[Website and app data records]
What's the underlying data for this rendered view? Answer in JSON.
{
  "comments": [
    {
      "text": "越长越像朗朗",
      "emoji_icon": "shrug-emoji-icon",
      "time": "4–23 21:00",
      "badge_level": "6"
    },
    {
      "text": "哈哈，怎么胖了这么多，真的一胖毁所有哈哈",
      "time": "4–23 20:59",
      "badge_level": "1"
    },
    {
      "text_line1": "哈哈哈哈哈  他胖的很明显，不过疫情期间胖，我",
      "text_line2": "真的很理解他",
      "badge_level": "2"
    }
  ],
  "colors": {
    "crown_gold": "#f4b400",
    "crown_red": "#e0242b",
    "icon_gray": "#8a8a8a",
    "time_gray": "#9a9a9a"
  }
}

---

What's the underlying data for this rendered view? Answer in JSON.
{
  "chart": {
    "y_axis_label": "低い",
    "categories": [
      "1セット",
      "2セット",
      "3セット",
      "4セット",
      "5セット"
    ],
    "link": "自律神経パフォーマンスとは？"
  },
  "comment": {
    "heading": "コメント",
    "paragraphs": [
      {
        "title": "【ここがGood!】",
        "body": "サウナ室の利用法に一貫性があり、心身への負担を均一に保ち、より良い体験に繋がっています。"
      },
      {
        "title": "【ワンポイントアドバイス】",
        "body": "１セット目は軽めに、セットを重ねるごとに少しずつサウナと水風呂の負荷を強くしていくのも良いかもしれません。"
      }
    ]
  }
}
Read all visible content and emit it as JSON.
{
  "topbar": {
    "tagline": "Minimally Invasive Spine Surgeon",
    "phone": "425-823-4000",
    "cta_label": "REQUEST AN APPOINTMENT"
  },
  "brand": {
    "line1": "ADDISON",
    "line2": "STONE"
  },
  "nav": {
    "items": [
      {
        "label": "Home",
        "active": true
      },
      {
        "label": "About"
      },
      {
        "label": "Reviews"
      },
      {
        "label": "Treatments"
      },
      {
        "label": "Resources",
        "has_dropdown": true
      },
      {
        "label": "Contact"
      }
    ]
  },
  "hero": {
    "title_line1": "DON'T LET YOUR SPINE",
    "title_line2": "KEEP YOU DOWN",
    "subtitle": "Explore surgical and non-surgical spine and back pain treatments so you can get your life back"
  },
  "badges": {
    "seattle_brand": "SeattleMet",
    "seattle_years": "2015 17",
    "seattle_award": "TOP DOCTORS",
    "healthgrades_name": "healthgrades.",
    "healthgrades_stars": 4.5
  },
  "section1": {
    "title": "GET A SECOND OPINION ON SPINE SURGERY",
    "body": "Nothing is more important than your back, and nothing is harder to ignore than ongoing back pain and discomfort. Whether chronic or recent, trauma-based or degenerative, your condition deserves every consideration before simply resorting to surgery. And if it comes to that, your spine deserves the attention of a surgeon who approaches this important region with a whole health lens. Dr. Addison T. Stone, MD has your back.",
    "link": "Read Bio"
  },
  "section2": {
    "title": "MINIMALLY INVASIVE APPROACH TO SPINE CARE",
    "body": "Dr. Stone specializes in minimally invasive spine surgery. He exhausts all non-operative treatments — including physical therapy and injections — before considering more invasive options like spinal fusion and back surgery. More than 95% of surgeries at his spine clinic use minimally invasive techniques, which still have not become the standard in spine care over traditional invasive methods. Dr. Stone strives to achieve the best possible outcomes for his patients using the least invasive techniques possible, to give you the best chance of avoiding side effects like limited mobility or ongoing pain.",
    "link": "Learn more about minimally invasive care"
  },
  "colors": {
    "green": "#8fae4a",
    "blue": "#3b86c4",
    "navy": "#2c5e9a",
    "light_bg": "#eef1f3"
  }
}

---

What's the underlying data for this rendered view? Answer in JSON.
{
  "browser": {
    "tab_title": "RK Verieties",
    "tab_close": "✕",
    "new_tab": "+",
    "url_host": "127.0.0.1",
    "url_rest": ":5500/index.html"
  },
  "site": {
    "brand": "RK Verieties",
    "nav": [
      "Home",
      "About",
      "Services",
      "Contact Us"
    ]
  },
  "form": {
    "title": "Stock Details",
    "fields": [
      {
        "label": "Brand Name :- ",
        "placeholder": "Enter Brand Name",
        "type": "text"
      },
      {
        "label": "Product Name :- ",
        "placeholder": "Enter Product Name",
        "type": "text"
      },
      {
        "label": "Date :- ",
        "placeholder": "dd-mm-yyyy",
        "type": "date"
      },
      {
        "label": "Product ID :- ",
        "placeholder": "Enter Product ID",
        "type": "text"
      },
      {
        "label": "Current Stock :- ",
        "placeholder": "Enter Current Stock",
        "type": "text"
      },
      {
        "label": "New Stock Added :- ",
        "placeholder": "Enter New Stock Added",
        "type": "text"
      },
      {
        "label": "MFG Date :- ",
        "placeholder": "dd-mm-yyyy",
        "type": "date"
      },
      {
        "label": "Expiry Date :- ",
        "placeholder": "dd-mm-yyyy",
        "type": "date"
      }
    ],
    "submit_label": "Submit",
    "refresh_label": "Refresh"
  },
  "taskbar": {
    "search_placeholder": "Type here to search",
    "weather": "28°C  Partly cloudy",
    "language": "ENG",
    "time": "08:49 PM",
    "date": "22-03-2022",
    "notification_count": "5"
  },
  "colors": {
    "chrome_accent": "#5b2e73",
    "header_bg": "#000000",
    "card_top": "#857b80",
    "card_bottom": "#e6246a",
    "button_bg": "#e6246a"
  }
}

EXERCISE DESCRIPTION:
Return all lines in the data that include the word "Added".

RESPONSE BOX:
        "label": "New Stock Added :- ",
        "placeholder": "Enter New Stock Added",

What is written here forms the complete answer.